Writing can be a solitary business. But whether you're in the beginning stages or have completed a draft, you can't actually do it alone. Often, technical communicators need an outside perspective to help stay focused and keep from being bogged down.
When looking for feedback, keep these tips in mind:
Know what you need. To save reviewers' time — and your own — be as specific as possible about the kind of feedback you want. Are you looking for a sounding board for initial ideas? Do you need confirmation that you're on the right track before you get too far into the draft? Are you trying to correct or avoid issues that caused problems in previous professional writing? Or do you simply need a little space from a project that you've spent too much time on?
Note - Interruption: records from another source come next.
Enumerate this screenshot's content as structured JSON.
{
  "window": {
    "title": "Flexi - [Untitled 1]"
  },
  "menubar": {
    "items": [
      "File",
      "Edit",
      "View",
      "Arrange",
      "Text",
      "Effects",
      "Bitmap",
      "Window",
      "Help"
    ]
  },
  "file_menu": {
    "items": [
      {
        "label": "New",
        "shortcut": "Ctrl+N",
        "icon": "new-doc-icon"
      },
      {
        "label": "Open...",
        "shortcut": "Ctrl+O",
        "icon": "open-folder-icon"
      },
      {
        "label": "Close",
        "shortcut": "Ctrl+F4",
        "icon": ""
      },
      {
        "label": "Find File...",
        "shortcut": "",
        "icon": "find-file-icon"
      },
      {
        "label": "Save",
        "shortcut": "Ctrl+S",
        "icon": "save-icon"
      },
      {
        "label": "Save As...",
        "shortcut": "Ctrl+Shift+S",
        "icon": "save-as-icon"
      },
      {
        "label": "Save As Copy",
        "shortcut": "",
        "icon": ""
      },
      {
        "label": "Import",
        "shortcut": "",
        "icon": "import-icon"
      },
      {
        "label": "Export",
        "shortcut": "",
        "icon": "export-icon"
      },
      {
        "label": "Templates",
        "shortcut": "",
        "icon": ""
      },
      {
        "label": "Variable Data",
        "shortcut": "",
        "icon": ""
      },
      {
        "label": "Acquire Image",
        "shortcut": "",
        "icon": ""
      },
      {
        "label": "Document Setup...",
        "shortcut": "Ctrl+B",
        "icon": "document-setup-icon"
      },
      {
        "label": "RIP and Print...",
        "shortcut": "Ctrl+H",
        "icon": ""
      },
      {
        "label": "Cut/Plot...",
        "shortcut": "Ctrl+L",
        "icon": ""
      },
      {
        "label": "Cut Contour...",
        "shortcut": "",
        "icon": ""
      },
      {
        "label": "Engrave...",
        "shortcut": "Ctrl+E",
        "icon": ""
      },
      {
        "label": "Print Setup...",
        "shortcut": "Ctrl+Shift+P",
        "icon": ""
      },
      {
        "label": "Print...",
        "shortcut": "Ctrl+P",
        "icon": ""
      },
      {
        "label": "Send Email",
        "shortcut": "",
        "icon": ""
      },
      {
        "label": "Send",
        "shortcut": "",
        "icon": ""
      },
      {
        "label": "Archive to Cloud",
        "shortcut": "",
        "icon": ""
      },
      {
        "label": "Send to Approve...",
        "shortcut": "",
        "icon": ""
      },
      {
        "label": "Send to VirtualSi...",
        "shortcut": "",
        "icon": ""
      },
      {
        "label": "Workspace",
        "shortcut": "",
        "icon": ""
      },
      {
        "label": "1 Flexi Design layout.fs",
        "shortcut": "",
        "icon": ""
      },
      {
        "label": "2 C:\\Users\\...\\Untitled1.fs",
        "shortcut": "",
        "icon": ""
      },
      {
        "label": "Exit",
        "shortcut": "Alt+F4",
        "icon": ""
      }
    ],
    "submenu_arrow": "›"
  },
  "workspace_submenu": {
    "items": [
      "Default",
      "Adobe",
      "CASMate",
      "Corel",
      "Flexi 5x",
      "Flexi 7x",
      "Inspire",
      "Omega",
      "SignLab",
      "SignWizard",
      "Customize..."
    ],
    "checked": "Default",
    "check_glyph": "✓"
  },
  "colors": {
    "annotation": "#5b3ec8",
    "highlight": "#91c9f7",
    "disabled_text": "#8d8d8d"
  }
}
Know who can give it to you. After you've decided which kind of critique you need, you can figure out who can best carry out such proofreading. Look for someone who has at least one of these qualifications:
- Is interested in the end product and its success
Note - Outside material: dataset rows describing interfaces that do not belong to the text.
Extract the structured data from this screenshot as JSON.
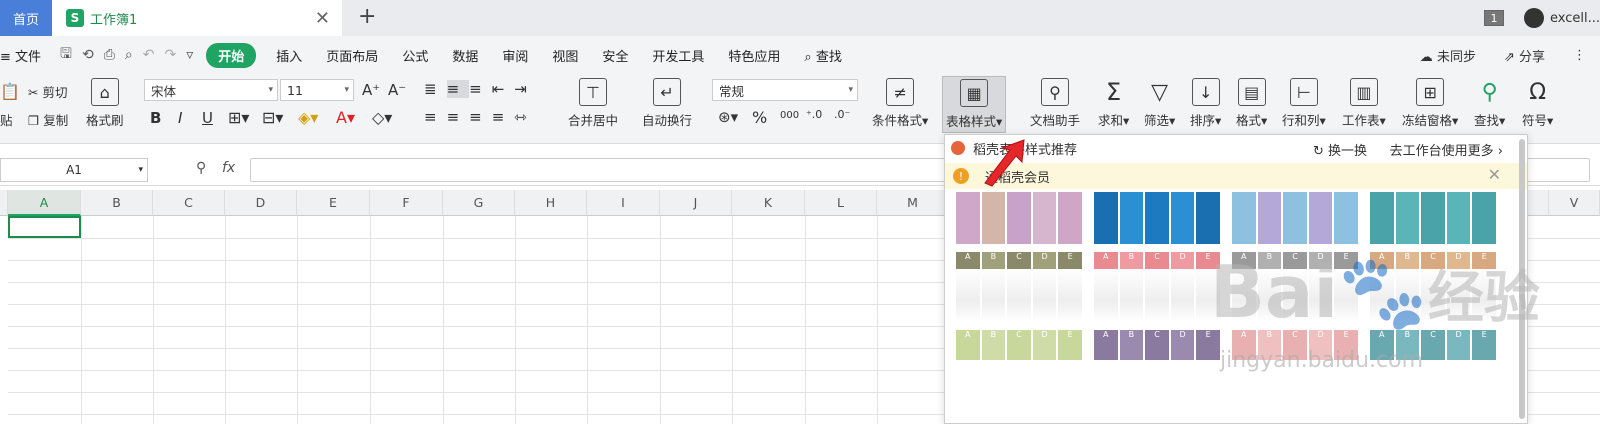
{
  "titlebar": {
    "home_tab": "首页",
    "workbook_tab": "工作簿1",
    "workbook_icon_letter": "S",
    "window_count": "1",
    "user_name": "excell..."
  },
  "menubar": {
    "file": "文件",
    "items": [
      "开始",
      "插入",
      "页面布局",
      "公式",
      "数据",
      "审阅",
      "视图",
      "安全",
      "开发工具",
      "特色应用"
    ],
    "search": "查找",
    "sync": "未同步",
    "share": "分享"
  },
  "ribbon": {
    "paste_fragment": "贴",
    "cut": "剪切",
    "copy": "复制",
    "format_painter": "格式刷",
    "font_name": "宋体",
    "font_size": "11",
    "number_format": "常规",
    "merge_center": "合并居中",
    "wrap_text": "自动换行",
    "percent": "%",
    "thousands": "000",
    "cond_format": "条件格式",
    "table_style": "表格样式",
    "doc_assistant": "文档助手",
    "sum": "求和",
    "filter": "筛选",
    "sort": "排序",
    "format": "格式",
    "rowcol": "行和列",
    "worksheet": "工作表",
    "freeze": "冻结窗格",
    "find": "查找",
    "symbol": "符号"
  },
  "formula_bar": {
    "cell_ref": "A1",
    "fx_label": "fx"
  },
  "grid": {
    "columns": [
      "A",
      "B",
      "C",
      "D",
      "E",
      "F",
      "G",
      "H",
      "I",
      "J",
      "K",
      "L",
      "M",
      "V"
    ]
  },
  "dropdown": {
    "header": "稻壳表格样式推荐",
    "refresh": "换一换",
    "workbench_more": "去工作台使用更多",
    "vip_notice": "通稻壳会员",
    "thumbnails": [
      {
        "colors": [
          "#cfa8c9",
          "#d3b6a9",
          "#c8a2c8",
          "#d6b5ce",
          "#cfa6c6"
        ]
      },
      {
        "colors": [
          "#1a6fb0",
          "#2b8fd3",
          "#1d7ac0",
          "#2b8fd3",
          "#1a6fb0"
        ]
      },
      {
        "colors": [
          "#8ec0e0",
          "#b4a8d8",
          "#8ec0e0",
          "#b4a8d8",
          "#8ec0e0"
        ]
      },
      {
        "colors": [
          "#4aa3a8",
          "#5ab5b8",
          "#4aa3a8",
          "#5ab5b8",
          "#4aa3a8"
        ]
      },
      {
        "colors": [
          "#8a8a6a",
          "#a0a07a",
          "#8a8a6a",
          "#a0a07a",
          "#8a8a6a"
        ]
      },
      {
        "colors": [
          "#e88a90",
          "#ee9aa0",
          "#e88a90",
          "#ee9aa0",
          "#e88a90"
        ]
      },
      {
        "colors": [
          "#9a9a9a",
          "#b0b0b0",
          "#9a9a9a",
          "#b0b0b0",
          "#9a9a9a"
        ]
      },
      {
        "colors": [
          "#d8a880",
          "#e0b890",
          "#d8a880",
          "#e0b890",
          "#d8a880"
        ]
      },
      {
        "colors": [
          "#c8d89a",
          "#d0dca8",
          "#c8d89a",
          "#d0dca8",
          "#c8d89a"
        ]
      },
      {
        "colors": [
          "#8a7aa0",
          "#9a8ab0",
          "#8a7aa0",
          "#9a8ab0",
          "#8a7aa0"
        ]
      },
      {
        "colors": [
          "#e8b0b0",
          "#f0c0c0",
          "#e8b0b0",
          "#f0c0c0",
          "#e8b0b0"
        ]
      },
      {
        "colors": [
          "#6aa8b0",
          "#7ab8c0",
          "#6aa8b0",
          "#7ab8c0",
          "#6aa8b0"
        ]
      }
    ],
    "thumb_col_letters": [
      "A",
      "B",
      "C",
      "D",
      "E"
    ]
  },
  "watermark": {
    "logo_text": "Bai",
    "logo_cn": "经验",
    "url": "jingyan.baidu.com"
  },
  "colors": {
    "accent_green": "#1fa463",
    "arrow_red": "#e5262a"
  }
}
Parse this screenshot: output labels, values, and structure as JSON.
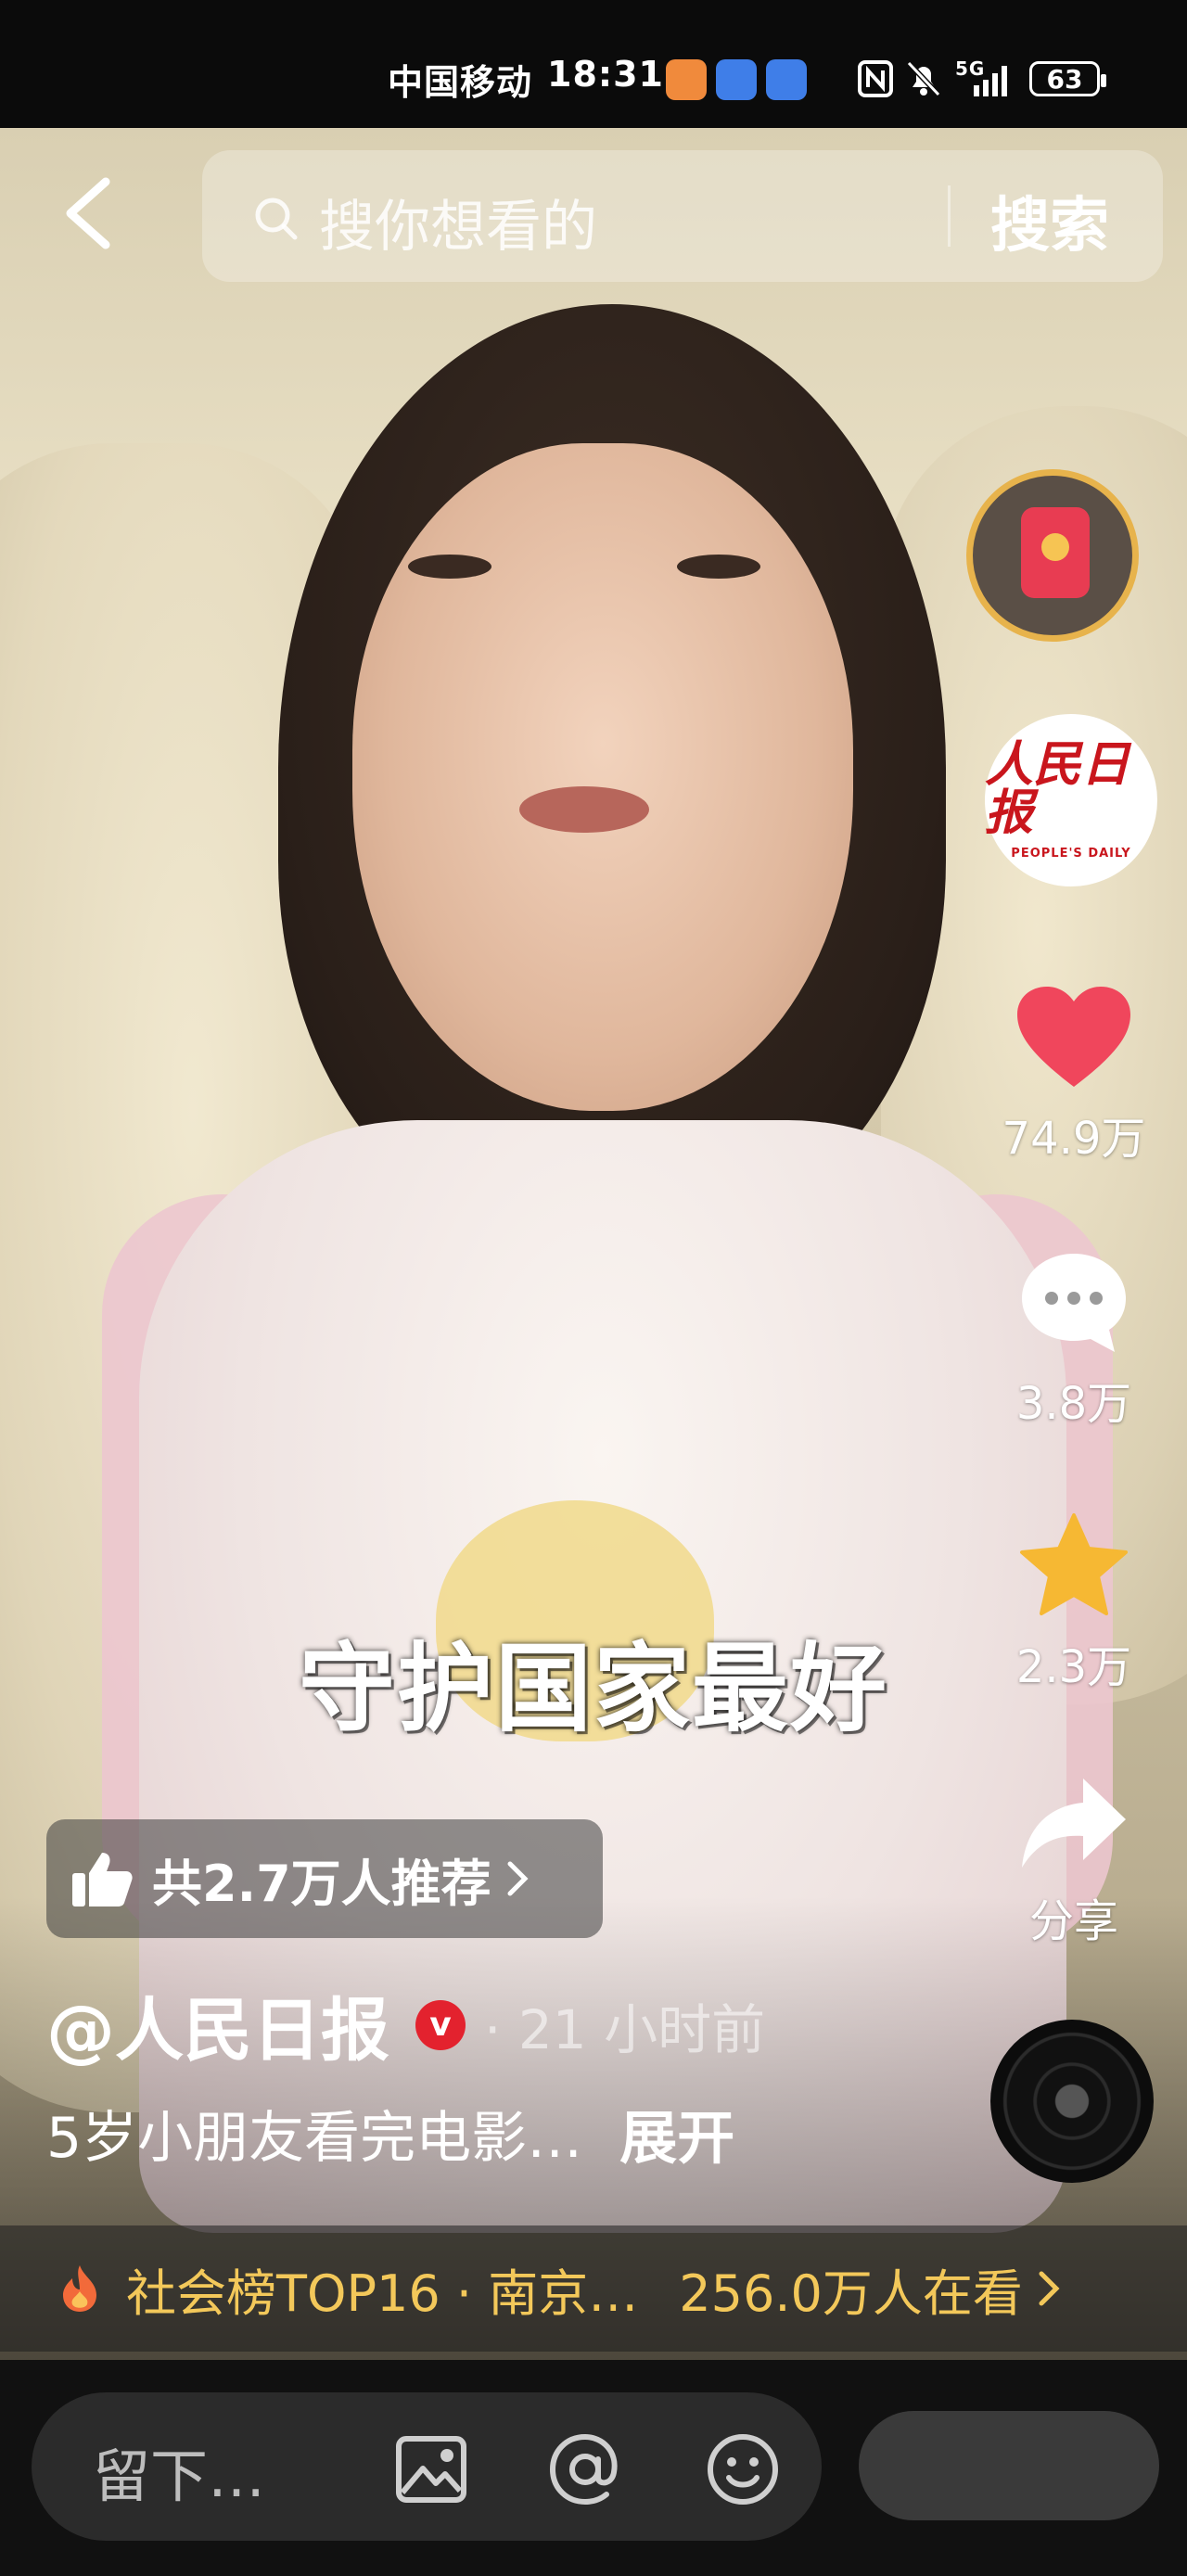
{
  "status_bar": {
    "carrier": "中国移动",
    "time": "18:31",
    "network": "5G",
    "battery": "63"
  },
  "search": {
    "placeholder": "搜你想看的",
    "button": "搜索"
  },
  "rail": {
    "likes": "74.9万",
    "comments": "3.8万",
    "favorites": "2.3万",
    "share": "分享",
    "avatar_cn": "人民日报",
    "avatar_en": "PEOPLE'S DAILY"
  },
  "video": {
    "subtitle": "守护国家最好"
  },
  "recommend": {
    "label": "共2.7万人推荐"
  },
  "post": {
    "author": "@人民日报",
    "verified_mark": "v",
    "time": "· 21 小时前",
    "description": "5岁小朋友看完电影…",
    "expand": "展开"
  },
  "hot": {
    "text": "社会榜TOP16 · 南京…",
    "viewers": "256.0万人在看"
  },
  "comment": {
    "placeholder": "留下…",
    "send_label": ""
  },
  "colors": {
    "like": "#f0465c",
    "star": "#f6b833",
    "hot": "#f3c85a",
    "verified": "#e3222e"
  }
}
- Is trustworthy in terms of providing honest feedback
- Is a careful and thoughtful reader
Know what to ask for. The more precise you are in asking for feedback, the more useful the results will be. Ask for comments explaining exactly why the reviewer likes or doesn't like your work and what about the writing is good or needs work.
- Know what to do with it. When you do get comments, don’t take the criticism personally. After all, the writing you do in the workplace is about your business or organization and its success. Instead, consider whether the advice will truly improve your writing . (Get a second opinion if you're unsure.) And look for ways to apply useful criticism to your future writing.
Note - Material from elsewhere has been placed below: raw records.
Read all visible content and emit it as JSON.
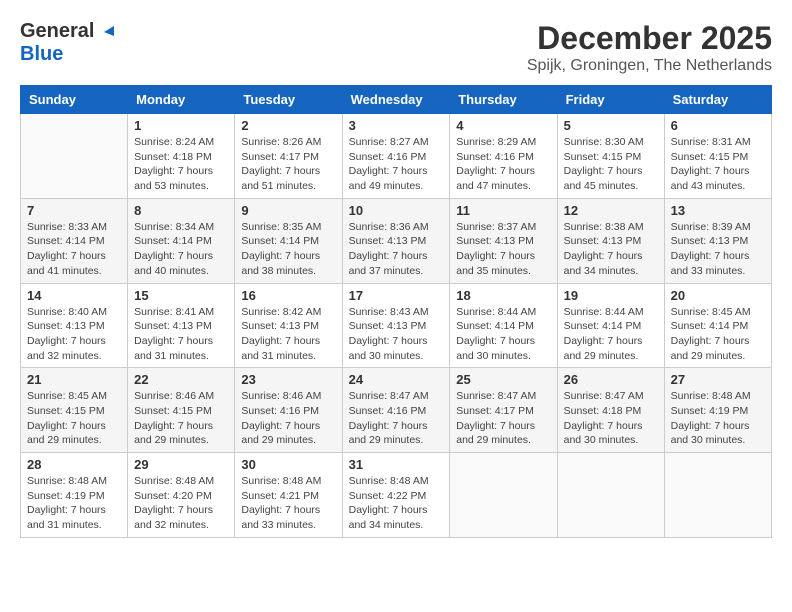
{
  "header": {
    "logo_general": "General",
    "logo_blue": "Blue",
    "month_title": "December 2025",
    "location": "Spijk, Groningen, The Netherlands"
  },
  "calendar": {
    "days_of_week": [
      "Sunday",
      "Monday",
      "Tuesday",
      "Wednesday",
      "Thursday",
      "Friday",
      "Saturday"
    ],
    "weeks": [
      [
        {
          "day": "",
          "info": ""
        },
        {
          "day": "1",
          "info": "Sunrise: 8:24 AM\nSunset: 4:18 PM\nDaylight: 7 hours\nand 53 minutes."
        },
        {
          "day": "2",
          "info": "Sunrise: 8:26 AM\nSunset: 4:17 PM\nDaylight: 7 hours\nand 51 minutes."
        },
        {
          "day": "3",
          "info": "Sunrise: 8:27 AM\nSunset: 4:16 PM\nDaylight: 7 hours\nand 49 minutes."
        },
        {
          "day": "4",
          "info": "Sunrise: 8:29 AM\nSunset: 4:16 PM\nDaylight: 7 hours\nand 47 minutes."
        },
        {
          "day": "5",
          "info": "Sunrise: 8:30 AM\nSunset: 4:15 PM\nDaylight: 7 hours\nand 45 minutes."
        },
        {
          "day": "6",
          "info": "Sunrise: 8:31 AM\nSunset: 4:15 PM\nDaylight: 7 hours\nand 43 minutes."
        }
      ],
      [
        {
          "day": "7",
          "info": "Sunrise: 8:33 AM\nSunset: 4:14 PM\nDaylight: 7 hours\nand 41 minutes."
        },
        {
          "day": "8",
          "info": "Sunrise: 8:34 AM\nSunset: 4:14 PM\nDaylight: 7 hours\nand 40 minutes."
        },
        {
          "day": "9",
          "info": "Sunrise: 8:35 AM\nSunset: 4:14 PM\nDaylight: 7 hours\nand 38 minutes."
        },
        {
          "day": "10",
          "info": "Sunrise: 8:36 AM\nSunset: 4:13 PM\nDaylight: 7 hours\nand 37 minutes."
        },
        {
          "day": "11",
          "info": "Sunrise: 8:37 AM\nSunset: 4:13 PM\nDaylight: 7 hours\nand 35 minutes."
        },
        {
          "day": "12",
          "info": "Sunrise: 8:38 AM\nSunset: 4:13 PM\nDaylight: 7 hours\nand 34 minutes."
        },
        {
          "day": "13",
          "info": "Sunrise: 8:39 AM\nSunset: 4:13 PM\nDaylight: 7 hours\nand 33 minutes."
        }
      ],
      [
        {
          "day": "14",
          "info": "Sunrise: 8:40 AM\nSunset: 4:13 PM\nDaylight: 7 hours\nand 32 minutes."
        },
        {
          "day": "15",
          "info": "Sunrise: 8:41 AM\nSunset: 4:13 PM\nDaylight: 7 hours\nand 31 minutes."
        },
        {
          "day": "16",
          "info": "Sunrise: 8:42 AM\nSunset: 4:13 PM\nDaylight: 7 hours\nand 31 minutes."
        },
        {
          "day": "17",
          "info": "Sunrise: 8:43 AM\nSunset: 4:13 PM\nDaylight: 7 hours\nand 30 minutes."
        },
        {
          "day": "18",
          "info": "Sunrise: 8:44 AM\nSunset: 4:14 PM\nDaylight: 7 hours\nand 30 minutes."
        },
        {
          "day": "19",
          "info": "Sunrise: 8:44 AM\nSunset: 4:14 PM\nDaylight: 7 hours\nand 29 minutes."
        },
        {
          "day": "20",
          "info": "Sunrise: 8:45 AM\nSunset: 4:14 PM\nDaylight: 7 hours\nand 29 minutes."
        }
      ],
      [
        {
          "day": "21",
          "info": "Sunrise: 8:45 AM\nSunset: 4:15 PM\nDaylight: 7 hours\nand 29 minutes."
        },
        {
          "day": "22",
          "info": "Sunrise: 8:46 AM\nSunset: 4:15 PM\nDaylight: 7 hours\nand 29 minutes."
        },
        {
          "day": "23",
          "info": "Sunrise: 8:46 AM\nSunset: 4:16 PM\nDaylight: 7 hours\nand 29 minutes."
        },
        {
          "day": "24",
          "info": "Sunrise: 8:47 AM\nSunset: 4:16 PM\nDaylight: 7 hours\nand 29 minutes."
        },
        {
          "day": "25",
          "info": "Sunrise: 8:47 AM\nSunset: 4:17 PM\nDaylight: 7 hours\nand 29 minutes."
        },
        {
          "day": "26",
          "info": "Sunrise: 8:47 AM\nSunset: 4:18 PM\nDaylight: 7 hours\nand 30 minutes."
        },
        {
          "day": "27",
          "info": "Sunrise: 8:48 AM\nSunset: 4:19 PM\nDaylight: 7 hours\nand 30 minutes."
        }
      ],
      [
        {
          "day": "28",
          "info": "Sunrise: 8:48 AM\nSunset: 4:19 PM\nDaylight: 7 hours\nand 31 minutes."
        },
        {
          "day": "29",
          "info": "Sunrise: 8:48 AM\nSunset: 4:20 PM\nDaylight: 7 hours\nand 32 minutes."
        },
        {
          "day": "30",
          "info": "Sunrise: 8:48 AM\nSunset: 4:21 PM\nDaylight: 7 hours\nand 33 minutes."
        },
        {
          "day": "31",
          "info": "Sunrise: 8:48 AM\nSunset: 4:22 PM\nDaylight: 7 hours\nand 34 minutes."
        },
        {
          "day": "",
          "info": ""
        },
        {
          "day": "",
          "info": ""
        },
        {
          "day": "",
          "info": ""
        }
      ]
    ]
  }
}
Obviously, we'd all like to get positive feedback. However, constructive criticism can be much more useful than boundless praise.